In his first game as the Angels' new closer, Joe Smith pitched the ninth inning with a three-run lead. In his second game, he pitched the ninth with a two-run lead.
Pressure? He laughed at the thought. In five years as the setup man for the Cleveland Indians in the American League Central, where the Detroit Tigers were the bullies on the block, Smith was the guy summoned when Miguel Cabrera came up and the Indians desperately needed a double play.
"Bases loaded and one out, facing Miggy, or a three-run lead and pitch one inning?" Smith said. "I'll take the three-run lead and pitch one inning every day."

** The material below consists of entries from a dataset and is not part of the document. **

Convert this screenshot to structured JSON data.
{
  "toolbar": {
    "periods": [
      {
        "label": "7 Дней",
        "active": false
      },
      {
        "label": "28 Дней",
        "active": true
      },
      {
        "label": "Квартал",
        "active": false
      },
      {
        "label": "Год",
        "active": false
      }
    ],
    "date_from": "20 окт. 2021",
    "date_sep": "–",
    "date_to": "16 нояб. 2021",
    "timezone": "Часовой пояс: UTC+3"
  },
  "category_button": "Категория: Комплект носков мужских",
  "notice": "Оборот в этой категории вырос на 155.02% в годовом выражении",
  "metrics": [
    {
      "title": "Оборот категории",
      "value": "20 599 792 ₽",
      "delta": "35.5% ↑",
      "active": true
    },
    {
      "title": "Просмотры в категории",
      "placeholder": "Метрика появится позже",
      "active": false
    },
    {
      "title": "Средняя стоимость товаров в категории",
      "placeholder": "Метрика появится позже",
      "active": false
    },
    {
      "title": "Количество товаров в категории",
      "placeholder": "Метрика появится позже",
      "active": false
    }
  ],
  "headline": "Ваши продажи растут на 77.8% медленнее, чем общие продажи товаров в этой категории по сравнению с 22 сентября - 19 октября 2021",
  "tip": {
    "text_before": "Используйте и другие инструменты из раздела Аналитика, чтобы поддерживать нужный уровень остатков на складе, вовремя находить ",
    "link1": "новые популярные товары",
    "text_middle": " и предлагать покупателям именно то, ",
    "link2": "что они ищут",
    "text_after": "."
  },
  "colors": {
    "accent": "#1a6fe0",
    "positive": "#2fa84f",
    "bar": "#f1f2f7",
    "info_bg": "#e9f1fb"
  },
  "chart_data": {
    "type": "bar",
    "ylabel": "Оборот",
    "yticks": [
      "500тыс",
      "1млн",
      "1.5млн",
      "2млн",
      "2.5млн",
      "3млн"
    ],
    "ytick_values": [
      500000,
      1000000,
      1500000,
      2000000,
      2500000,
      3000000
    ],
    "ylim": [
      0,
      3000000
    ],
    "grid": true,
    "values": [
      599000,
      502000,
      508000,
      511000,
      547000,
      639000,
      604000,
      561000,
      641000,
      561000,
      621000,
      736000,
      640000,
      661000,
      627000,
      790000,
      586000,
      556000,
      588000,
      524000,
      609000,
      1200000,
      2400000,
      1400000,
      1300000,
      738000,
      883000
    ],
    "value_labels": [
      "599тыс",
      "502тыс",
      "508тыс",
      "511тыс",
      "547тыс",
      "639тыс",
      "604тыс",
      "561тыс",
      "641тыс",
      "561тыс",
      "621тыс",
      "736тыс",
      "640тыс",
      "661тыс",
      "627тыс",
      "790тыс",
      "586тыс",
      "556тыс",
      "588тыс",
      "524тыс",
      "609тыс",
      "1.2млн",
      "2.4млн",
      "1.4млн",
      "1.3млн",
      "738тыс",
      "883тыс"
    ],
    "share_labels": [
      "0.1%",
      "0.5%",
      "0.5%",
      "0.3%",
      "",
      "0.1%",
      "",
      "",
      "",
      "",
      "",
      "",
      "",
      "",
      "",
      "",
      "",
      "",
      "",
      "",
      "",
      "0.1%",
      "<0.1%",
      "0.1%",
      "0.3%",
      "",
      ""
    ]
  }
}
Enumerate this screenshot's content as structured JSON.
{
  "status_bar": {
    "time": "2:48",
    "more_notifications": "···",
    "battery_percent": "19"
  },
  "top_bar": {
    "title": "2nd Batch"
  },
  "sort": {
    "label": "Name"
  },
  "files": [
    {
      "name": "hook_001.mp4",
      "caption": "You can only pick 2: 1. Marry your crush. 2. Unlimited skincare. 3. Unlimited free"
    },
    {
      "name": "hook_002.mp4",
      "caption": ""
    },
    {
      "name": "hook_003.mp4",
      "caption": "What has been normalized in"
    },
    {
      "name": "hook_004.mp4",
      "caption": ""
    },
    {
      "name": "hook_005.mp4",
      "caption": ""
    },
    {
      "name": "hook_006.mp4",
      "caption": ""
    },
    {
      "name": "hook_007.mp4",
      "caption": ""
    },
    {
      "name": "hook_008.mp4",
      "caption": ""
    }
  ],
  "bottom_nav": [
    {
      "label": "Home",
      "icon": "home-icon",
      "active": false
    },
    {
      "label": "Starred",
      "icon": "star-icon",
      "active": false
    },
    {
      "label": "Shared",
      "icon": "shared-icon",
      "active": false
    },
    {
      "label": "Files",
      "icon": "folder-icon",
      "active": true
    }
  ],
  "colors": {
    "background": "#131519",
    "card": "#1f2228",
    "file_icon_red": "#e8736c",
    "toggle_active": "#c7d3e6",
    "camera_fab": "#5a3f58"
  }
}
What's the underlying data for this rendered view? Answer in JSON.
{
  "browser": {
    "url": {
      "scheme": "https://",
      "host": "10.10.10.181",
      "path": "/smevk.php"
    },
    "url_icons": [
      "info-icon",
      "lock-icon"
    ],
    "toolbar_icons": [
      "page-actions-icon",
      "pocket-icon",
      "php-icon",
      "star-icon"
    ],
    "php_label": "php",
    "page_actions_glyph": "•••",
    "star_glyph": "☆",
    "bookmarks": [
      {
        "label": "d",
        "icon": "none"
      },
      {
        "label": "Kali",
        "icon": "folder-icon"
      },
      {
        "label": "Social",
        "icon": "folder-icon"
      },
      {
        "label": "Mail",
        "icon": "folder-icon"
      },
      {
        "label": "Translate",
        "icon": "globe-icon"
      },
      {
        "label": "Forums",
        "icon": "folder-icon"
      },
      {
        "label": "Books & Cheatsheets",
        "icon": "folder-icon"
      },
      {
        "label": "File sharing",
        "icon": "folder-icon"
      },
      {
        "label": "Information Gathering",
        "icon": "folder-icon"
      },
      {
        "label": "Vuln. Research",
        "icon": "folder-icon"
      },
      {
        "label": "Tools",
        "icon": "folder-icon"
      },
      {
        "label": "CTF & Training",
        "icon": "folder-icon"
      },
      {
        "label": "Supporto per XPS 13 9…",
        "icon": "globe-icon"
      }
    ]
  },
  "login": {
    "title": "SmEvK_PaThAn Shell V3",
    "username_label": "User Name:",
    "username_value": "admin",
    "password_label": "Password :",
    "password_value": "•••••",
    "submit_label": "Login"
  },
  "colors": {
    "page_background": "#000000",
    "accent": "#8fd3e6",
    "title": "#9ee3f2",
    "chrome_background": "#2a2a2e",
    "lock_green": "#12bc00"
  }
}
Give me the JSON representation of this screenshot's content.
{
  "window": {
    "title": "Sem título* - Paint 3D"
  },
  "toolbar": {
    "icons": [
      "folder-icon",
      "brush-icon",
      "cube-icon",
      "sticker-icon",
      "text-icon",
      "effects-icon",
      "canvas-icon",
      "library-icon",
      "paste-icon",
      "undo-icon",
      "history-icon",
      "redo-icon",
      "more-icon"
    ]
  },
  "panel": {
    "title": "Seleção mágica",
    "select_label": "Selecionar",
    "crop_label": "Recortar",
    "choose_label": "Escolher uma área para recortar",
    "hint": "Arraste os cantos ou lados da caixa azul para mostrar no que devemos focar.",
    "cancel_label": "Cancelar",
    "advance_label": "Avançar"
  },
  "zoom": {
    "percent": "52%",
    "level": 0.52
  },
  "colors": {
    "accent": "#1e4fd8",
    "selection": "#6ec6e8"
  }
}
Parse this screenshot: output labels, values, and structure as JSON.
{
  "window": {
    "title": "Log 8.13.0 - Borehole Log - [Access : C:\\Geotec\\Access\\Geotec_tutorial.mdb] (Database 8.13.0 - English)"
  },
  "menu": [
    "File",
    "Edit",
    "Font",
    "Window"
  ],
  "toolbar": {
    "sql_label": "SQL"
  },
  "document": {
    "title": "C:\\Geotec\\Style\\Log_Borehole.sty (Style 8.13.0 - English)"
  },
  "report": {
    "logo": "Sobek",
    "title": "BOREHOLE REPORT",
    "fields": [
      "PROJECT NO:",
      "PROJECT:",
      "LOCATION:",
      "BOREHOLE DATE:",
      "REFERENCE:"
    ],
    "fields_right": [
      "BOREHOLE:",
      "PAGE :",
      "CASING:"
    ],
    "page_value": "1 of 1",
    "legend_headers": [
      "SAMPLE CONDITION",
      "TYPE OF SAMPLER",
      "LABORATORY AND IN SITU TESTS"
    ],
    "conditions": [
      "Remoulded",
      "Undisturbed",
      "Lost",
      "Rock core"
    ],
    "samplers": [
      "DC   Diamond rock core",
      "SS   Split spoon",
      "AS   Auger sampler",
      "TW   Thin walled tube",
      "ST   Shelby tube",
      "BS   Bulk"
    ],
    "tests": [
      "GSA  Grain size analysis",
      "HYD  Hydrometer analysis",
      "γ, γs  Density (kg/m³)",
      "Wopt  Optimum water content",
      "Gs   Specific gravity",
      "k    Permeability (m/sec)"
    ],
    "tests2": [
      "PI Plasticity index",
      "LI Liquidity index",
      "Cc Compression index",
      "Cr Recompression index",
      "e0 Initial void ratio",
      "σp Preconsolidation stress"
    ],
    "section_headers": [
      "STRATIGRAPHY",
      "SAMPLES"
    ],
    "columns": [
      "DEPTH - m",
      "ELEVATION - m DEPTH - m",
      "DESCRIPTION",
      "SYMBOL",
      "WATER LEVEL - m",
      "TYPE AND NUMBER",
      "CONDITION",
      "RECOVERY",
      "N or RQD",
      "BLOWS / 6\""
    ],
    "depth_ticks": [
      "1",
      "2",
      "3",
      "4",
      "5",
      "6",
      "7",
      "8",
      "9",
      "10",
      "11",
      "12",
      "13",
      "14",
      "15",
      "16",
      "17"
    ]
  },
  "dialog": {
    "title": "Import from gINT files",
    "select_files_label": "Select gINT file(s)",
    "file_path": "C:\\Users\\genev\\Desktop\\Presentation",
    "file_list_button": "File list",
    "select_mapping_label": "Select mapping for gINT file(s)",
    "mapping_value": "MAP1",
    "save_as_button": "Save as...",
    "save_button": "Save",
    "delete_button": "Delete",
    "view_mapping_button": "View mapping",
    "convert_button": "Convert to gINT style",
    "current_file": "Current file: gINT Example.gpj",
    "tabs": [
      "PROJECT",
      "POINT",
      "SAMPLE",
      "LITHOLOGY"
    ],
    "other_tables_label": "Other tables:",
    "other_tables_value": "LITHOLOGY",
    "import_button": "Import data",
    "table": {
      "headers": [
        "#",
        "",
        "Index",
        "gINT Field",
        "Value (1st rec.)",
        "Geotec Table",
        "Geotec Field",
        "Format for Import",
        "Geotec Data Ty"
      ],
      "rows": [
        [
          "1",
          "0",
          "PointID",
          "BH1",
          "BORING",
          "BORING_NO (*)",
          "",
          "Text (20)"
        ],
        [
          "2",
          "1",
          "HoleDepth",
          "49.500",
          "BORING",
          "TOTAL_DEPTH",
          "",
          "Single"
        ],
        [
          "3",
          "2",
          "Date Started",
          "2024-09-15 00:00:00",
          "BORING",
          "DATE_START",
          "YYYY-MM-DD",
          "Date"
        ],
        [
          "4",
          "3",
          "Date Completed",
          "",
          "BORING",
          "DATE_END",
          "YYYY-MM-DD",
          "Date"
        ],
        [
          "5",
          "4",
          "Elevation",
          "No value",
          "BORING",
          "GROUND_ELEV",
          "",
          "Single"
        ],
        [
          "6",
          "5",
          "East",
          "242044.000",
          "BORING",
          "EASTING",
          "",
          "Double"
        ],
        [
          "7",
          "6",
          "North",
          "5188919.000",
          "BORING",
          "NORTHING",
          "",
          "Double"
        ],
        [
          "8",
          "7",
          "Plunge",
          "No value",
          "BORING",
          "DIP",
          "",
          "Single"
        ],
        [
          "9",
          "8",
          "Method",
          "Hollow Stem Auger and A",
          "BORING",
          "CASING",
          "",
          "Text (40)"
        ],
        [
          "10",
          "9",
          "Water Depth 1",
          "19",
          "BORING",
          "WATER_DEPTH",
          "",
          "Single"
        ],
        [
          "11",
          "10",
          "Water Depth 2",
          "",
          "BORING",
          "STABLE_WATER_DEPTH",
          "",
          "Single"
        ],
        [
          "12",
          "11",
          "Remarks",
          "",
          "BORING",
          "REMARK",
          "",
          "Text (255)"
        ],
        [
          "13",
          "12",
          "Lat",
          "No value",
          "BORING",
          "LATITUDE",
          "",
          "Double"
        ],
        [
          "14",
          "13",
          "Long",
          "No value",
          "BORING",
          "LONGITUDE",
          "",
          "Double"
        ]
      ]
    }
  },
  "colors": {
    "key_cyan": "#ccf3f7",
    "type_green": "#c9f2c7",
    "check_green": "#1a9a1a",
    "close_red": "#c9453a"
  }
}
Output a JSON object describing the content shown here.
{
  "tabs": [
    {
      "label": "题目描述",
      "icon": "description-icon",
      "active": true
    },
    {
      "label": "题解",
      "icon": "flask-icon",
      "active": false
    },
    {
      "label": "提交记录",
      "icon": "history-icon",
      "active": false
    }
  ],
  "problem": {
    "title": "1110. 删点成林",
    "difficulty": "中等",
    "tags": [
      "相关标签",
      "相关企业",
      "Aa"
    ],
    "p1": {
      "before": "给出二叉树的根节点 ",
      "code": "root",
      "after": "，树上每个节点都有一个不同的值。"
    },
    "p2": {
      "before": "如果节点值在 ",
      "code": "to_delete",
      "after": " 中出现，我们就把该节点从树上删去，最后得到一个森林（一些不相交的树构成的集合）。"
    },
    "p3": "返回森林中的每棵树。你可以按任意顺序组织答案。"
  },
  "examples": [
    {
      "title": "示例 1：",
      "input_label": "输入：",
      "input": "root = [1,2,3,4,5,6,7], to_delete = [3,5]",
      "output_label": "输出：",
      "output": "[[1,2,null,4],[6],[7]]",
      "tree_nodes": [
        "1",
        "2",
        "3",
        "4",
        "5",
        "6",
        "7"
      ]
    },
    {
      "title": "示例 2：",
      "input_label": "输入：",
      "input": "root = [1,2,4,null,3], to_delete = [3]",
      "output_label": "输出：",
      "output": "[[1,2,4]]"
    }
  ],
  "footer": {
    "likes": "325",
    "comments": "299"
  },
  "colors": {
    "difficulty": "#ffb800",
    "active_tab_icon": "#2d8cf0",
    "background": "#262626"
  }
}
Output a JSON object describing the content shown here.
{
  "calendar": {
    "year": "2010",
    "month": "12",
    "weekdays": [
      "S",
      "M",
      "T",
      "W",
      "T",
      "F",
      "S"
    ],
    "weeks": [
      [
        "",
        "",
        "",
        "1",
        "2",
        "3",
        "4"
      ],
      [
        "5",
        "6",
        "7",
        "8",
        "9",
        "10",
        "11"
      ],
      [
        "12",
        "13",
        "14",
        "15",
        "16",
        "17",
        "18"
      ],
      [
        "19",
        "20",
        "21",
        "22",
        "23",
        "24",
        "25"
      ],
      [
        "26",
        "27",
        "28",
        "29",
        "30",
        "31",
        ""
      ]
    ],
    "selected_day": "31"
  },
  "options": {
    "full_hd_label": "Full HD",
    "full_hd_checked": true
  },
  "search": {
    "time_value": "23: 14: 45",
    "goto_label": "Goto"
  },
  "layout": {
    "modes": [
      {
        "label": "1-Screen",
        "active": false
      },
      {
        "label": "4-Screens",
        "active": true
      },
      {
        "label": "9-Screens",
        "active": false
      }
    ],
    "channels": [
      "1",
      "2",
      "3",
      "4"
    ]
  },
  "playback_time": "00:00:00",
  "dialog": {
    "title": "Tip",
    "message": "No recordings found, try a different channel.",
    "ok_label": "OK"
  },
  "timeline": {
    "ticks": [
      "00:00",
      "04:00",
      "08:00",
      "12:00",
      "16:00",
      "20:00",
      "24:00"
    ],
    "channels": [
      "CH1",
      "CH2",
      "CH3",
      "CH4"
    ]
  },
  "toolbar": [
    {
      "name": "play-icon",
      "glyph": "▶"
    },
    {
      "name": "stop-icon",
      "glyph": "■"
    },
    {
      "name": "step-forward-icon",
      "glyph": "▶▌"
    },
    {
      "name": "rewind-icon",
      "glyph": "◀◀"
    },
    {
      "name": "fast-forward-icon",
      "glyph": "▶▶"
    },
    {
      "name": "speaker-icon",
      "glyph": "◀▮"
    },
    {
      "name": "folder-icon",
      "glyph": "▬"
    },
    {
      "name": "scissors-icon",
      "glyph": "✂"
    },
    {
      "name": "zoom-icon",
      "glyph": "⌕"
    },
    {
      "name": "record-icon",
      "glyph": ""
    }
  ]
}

Smith is expected to be in the closer's role Friday when the Angels open a three-game series against the Texas Rangers at Angel Stadium, though the team says that Ernesto Frieri's demotion is temporary, that he will at some point return to the ninth inning and Smith will reclaim the eighth inning, and sometimes the seventh.
That is just fine with Smith, who is in the first year of a three-year, $15.75-million contract.
"You've got some guys that want to pitch in a certain role," Smith said. "I'm not one of them."
Frieri had two saves — and two blown saves — when the Angels demoted him last week. Smith got his save opportunities on Monday and Tuesday, and converted them both.
The glaring statistical difference in production so far is the home run. Smith has faced 50 batters without giving up a home run; Frieri has faced 49 batters and given up five.
The glaring statistical difference in profiles is the fastball velocity — Frieri at 94 mph, Smith at a below-average 89 mph.
"I understand it," Smith said, "the power pitcher with strikeout stuff shutting down the game. Maybe I've got a little bit of bias, because I'm not a power pitcher."
Smith wanted to become a closer, but he found Billy Wagner ahead of him with the New York Mets, then Kerry Wood and Chris Perez after he was traded to Cleveland. Still, after the Indians soured on Perez, Smith said they did not make a pitch to keep him as their closer and declined to match the offer he received from the Angels.
Smith, 30, said he got offers from the Dodgers, Mets, Colorado Rockies and Philadelphia Phillies before signing with the Angels. The Dodgers offered two years, the Angels three.
"They both have great teams," he said. "I wanted to stay in the American League. That was a big thing for me. I don't really know why.
"If the Dodgers would have offered three, I can't say hands-down I would have gone there."
In each of his final three seasons in Cleveland, Smith had an earned-run average under 3.00, and more than two strikeouts for every walk. He said no team offered him a job as a closer.
"I don't think anybody really came out and said that," Smith said. "A couple teams said, 'Maybe.' That doesn't bother me."
Smith believes he could do the job. He gets outs, after all, and he does not subscribe to the theory that outs in the ninth inning are somehow more difficult to get than other outs.
"I'm not one of those guys that thinks of that as a different animal," he said.
If his team wants him to get those outs in the seventh or eighth inning, so be it. But he did admit to a certain thrill on Monday, when the bullpen gates opened at Angel Stadium, the closer entered the field, and his music echoed across the ballpark.
He picked the music — "My Kind of Party" by country star Jason Aldean.
And what went through his mind as he heard the song?
"Man, that was sweet," Smith recalled. "Now let's go get some outs."
The Angels are expected to recall hot-hitting utility player Grant Green, a former USC standout, from triple-A Salt Lake on Friday. The 26-year-old infielder hit .365 with 11 extra-base hits and 28 runs batted in in 25 games and played the last six games in left field in an effort to increase his versatility.
The right-handed-hitting Green, whose best position is second base, can also play third base and shortstop. He could take playing time away from struggling left fielder J.B. Shuck (.156), and he will also be an option at designated hitter.
Staff writer Mike DiGiovanna contributed to this report.Copyright © 2015, Los Angeles Times